By Debbie Gregory.
Of the hundreds of thousands veterans who file disability claims each year, approximately 10% of them will appeal the decision made on their claim, either because they disagree with the decision, don’t understand it, or are simply exercising their right to do so.
A large percentage of appeals are filed by veterans who are already receiving VA disability compensation, but are seeking either a higher level of compensation or payment from an earlier effective date.
This has caused veterans who are in the appeal process waiting an average of five years for their decision.
VA officials have repeatedly said that without changes in the law governing how often veterans can restart the appeals process, they can only make small improvements.
There are nearly half a million pending appeals cases. In an effort to fix this clearly broken process, members of the House Veterans’ Affairs Committee have debated draft legislation to overhaul the process.

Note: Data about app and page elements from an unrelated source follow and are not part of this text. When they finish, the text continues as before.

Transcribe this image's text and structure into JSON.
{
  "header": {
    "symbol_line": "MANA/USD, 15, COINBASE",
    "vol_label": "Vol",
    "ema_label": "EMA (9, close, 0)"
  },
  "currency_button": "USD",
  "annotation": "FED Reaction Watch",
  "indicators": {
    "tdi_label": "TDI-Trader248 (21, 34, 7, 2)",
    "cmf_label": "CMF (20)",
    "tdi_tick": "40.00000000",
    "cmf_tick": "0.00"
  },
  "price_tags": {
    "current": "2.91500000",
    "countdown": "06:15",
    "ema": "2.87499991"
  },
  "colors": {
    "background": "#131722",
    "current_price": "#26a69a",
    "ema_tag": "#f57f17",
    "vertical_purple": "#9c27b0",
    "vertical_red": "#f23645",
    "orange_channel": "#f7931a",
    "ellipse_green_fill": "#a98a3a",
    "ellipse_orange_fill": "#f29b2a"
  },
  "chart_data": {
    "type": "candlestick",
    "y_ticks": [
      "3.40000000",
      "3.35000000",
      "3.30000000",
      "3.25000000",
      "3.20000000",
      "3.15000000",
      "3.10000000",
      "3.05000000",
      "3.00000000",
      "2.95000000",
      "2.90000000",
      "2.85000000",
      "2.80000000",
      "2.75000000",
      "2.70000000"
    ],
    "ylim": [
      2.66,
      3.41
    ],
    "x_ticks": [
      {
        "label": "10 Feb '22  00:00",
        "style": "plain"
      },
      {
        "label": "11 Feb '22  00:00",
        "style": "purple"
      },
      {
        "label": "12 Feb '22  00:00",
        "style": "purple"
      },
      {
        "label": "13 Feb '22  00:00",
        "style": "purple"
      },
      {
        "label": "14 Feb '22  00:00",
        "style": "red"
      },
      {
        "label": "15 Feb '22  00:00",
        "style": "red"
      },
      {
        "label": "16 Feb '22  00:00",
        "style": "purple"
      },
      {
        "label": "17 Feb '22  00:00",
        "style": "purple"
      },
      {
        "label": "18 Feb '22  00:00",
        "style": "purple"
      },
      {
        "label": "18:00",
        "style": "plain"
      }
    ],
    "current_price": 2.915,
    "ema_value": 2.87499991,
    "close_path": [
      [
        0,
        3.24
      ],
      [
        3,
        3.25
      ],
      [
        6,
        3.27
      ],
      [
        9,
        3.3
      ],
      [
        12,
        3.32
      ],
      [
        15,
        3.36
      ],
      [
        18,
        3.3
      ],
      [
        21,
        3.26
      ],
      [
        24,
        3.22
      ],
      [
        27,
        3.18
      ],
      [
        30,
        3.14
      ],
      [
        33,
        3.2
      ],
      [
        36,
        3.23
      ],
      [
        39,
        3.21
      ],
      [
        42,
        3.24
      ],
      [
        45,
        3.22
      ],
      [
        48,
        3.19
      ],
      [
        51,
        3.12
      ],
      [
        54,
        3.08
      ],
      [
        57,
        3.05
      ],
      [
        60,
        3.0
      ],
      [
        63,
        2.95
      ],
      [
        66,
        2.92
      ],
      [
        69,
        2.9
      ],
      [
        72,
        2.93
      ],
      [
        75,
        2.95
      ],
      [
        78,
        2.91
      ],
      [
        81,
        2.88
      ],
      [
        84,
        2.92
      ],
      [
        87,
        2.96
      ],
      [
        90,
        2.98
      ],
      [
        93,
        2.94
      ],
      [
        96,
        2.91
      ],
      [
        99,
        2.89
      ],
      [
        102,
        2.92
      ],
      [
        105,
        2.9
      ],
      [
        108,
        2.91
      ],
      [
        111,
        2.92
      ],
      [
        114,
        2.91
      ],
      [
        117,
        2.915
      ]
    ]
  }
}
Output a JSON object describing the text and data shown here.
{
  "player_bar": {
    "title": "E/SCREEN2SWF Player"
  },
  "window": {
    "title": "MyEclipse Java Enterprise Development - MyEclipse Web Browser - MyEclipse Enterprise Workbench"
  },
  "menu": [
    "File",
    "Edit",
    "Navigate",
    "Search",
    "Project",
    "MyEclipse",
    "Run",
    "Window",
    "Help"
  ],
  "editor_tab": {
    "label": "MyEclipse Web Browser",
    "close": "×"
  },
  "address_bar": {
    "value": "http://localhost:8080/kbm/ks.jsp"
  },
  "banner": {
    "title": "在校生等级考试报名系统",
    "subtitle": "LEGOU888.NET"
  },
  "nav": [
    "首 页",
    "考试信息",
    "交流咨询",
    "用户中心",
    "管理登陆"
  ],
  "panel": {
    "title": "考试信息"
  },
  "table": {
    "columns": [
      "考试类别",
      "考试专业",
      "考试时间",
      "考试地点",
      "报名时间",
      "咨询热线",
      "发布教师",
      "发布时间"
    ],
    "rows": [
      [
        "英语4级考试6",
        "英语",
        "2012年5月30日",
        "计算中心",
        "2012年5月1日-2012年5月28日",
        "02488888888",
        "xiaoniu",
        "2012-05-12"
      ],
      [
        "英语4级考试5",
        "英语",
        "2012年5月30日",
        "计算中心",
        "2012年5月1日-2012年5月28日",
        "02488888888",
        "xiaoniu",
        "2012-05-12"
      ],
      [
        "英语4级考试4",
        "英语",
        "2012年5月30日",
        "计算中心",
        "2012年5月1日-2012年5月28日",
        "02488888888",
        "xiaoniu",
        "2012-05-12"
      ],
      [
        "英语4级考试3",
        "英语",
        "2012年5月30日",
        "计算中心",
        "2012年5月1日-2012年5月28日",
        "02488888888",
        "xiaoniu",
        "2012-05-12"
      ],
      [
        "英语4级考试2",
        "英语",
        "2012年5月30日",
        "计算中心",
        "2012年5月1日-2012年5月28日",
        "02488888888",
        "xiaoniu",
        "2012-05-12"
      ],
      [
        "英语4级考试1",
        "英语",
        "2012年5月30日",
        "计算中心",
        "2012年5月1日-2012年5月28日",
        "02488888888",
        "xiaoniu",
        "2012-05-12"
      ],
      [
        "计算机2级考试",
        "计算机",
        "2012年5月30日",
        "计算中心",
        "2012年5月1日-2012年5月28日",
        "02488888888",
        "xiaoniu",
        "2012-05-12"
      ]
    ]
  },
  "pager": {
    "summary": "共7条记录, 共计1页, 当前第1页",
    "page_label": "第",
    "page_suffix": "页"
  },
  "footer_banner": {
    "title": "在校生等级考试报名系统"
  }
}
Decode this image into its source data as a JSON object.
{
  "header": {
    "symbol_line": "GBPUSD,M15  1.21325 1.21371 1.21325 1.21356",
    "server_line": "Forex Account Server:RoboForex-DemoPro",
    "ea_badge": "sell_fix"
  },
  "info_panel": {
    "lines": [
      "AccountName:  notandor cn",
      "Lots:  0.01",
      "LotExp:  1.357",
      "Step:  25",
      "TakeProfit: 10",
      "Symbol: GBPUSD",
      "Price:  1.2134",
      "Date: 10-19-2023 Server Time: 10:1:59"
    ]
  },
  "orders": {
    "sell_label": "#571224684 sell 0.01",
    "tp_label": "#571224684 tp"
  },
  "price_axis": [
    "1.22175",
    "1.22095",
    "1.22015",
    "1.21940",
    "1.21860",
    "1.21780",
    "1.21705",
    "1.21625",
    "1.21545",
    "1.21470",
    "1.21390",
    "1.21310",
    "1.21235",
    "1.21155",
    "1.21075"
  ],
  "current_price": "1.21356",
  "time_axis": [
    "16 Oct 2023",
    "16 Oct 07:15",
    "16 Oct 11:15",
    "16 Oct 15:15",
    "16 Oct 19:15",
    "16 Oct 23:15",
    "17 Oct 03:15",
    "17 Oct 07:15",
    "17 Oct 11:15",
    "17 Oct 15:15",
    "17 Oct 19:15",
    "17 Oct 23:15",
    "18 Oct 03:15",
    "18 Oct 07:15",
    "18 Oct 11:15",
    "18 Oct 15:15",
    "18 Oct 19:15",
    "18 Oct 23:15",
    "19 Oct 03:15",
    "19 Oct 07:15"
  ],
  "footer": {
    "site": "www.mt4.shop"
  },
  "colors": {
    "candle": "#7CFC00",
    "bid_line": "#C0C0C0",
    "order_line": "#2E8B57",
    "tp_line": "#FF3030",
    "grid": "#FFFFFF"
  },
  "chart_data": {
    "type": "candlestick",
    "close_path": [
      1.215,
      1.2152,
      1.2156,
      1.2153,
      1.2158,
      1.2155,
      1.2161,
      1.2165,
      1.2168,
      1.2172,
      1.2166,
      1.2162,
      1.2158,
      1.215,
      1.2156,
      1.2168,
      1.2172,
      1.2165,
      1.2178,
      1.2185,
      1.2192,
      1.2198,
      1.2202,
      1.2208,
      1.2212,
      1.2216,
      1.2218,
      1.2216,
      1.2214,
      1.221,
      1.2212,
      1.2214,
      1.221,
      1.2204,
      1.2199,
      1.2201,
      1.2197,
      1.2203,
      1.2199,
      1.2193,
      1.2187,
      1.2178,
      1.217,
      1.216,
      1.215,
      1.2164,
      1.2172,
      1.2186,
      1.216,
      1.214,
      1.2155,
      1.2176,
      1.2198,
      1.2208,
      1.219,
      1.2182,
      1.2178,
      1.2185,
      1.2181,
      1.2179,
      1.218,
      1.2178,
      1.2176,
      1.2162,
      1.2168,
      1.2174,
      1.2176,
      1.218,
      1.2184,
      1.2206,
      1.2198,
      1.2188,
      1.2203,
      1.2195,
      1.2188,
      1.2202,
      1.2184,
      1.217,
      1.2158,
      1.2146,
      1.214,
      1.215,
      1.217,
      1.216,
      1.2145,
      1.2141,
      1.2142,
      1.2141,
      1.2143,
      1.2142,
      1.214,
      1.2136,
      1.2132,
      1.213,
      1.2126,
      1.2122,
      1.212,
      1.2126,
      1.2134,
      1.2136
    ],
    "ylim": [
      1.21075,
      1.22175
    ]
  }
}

“VA’s current appeals system is slow, cumbersome and just doesn’t serve veterans well,” said Phil Roe, (R-TN). “We have to do better … Congress has to make some changes to give VA the tools it needs to ensure that veterans receive a fair and timely decision on their appeals.”
New options on how veterans could have their cases appealed include waiving the chance to submit new evidence or official hearings in favor of quicker resolutions, or retaining those rights, but facing stricter timelines for submissions and responses. The Open Record, which allows veterans to add evidence at any time in the process to provide extra clarity or strength to their case, seems like a great idea, but if the veteran does submit new evidence, the claims review process starts all over again.
But the Vietnam Veterans of America released a statement calling the proposed legislation problematic, saying it “ignores the need for legal precedent in the VA claims process, limits due process protections, and compromises the non-adversarial, pro-veteran claims system at the convenience of VA.”